David Reedy of North Carolina wades in surging ocean water from Hurricane Matthew in 2016 during low tide on Isle of Palms. The waves bowled over boardwalks at high tide and continued eroding sand dunes as the tide subsided. File/Andrew Knapp/Staff

A leading hurricane researcher has called for an even quieter hurricane season than he and others did as recently as a month ago.

Phil Klotzbach of the Tropical Meteorology Project predicted on Monday that only one major hurricane will form among only four hurricanes overall.

A major hurricane is a devastating storm with winds at least 111 mph. Klotzbach called for 11 named storms, or storms that reach at least minimal tropical storm strength with winds near 40 mph.

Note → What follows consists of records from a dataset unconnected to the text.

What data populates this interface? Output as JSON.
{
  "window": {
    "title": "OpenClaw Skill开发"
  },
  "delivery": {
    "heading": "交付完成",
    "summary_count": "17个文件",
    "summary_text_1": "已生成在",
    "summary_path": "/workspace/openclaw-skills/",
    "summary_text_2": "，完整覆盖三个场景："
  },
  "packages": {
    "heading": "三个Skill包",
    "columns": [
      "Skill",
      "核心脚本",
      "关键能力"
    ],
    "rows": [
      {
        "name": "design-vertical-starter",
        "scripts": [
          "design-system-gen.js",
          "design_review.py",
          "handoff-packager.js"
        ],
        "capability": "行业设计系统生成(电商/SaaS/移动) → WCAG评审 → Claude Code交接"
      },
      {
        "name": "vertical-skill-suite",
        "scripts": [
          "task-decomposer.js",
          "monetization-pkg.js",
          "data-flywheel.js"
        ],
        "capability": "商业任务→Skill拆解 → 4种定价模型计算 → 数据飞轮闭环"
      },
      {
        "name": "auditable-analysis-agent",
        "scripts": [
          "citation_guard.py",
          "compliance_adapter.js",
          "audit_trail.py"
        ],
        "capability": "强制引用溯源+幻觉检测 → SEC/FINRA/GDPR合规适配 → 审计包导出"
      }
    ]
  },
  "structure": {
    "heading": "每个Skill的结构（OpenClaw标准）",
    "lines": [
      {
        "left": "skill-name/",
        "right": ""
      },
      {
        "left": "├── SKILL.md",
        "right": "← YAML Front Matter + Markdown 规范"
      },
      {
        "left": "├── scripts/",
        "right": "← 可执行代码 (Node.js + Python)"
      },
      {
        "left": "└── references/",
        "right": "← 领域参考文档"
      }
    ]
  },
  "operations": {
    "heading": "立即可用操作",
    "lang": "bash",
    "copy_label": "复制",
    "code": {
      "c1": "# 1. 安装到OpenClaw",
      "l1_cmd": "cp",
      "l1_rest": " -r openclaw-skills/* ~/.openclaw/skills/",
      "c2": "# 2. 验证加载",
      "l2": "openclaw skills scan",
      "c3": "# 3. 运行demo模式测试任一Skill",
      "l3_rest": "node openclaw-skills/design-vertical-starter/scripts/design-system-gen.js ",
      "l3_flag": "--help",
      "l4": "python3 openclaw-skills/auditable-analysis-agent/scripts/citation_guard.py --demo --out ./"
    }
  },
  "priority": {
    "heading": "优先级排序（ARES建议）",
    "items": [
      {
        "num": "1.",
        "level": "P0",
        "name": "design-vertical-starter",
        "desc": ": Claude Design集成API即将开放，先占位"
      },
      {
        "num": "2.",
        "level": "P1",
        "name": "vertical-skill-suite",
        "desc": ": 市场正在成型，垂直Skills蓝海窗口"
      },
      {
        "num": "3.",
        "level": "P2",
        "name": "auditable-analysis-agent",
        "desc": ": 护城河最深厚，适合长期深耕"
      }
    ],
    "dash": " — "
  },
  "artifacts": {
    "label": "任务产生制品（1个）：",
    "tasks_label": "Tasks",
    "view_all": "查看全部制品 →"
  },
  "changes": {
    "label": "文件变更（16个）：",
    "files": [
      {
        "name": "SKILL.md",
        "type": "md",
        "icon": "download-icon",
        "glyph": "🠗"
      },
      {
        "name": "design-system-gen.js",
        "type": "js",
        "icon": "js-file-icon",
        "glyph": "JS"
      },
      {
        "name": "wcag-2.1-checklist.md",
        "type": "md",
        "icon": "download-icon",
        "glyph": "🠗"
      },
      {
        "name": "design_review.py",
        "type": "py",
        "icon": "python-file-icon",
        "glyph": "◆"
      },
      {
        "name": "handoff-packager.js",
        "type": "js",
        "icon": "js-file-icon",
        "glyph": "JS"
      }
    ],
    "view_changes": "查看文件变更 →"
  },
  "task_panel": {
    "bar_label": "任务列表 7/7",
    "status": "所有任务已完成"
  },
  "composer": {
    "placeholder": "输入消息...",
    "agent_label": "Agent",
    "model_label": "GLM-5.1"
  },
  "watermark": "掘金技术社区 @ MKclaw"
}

The project is considered the benchmark of the science.

"The tropical and subtropical Atlantic is currently much colder than normal," Klotzbach said. That and other climate factors are expected to interfere with storms trying to form in the Atlantic basin, where the worst of them emerge.

In contrast, the ocean off South Carolina is hot and that might be the worst immediate threat for the state's coast. It heightens the chance that a tropical storm or hurricane could spin up from thunderstorms  rolling off the beach. Hurricane Gaston in 2004 spun up in similar conditions.

Back in June, the range of predictions among other hurricane season forecasters were: 10-18 named storms, 5-11 becoming hurricanes and 1-5 becoming major hurricanes. At that time, Klotzbach became the first of the forecasters to down-scale his earlier predictions, calling for 13 named storms, six becoming hurricanes and two becoming major hurricanes.

The historic average for a season is 12 named storms, 6 hurricanes and 2 major hurricanes. But some climatologists suggest that storms might be getting more severe in the warming seas.

Reach Bo Petersen Reporter at Facebook, @bopete on Twitter or 1-843-937-5744.

Science and environment reporter. Author of Washing Our Hands in the Clouds.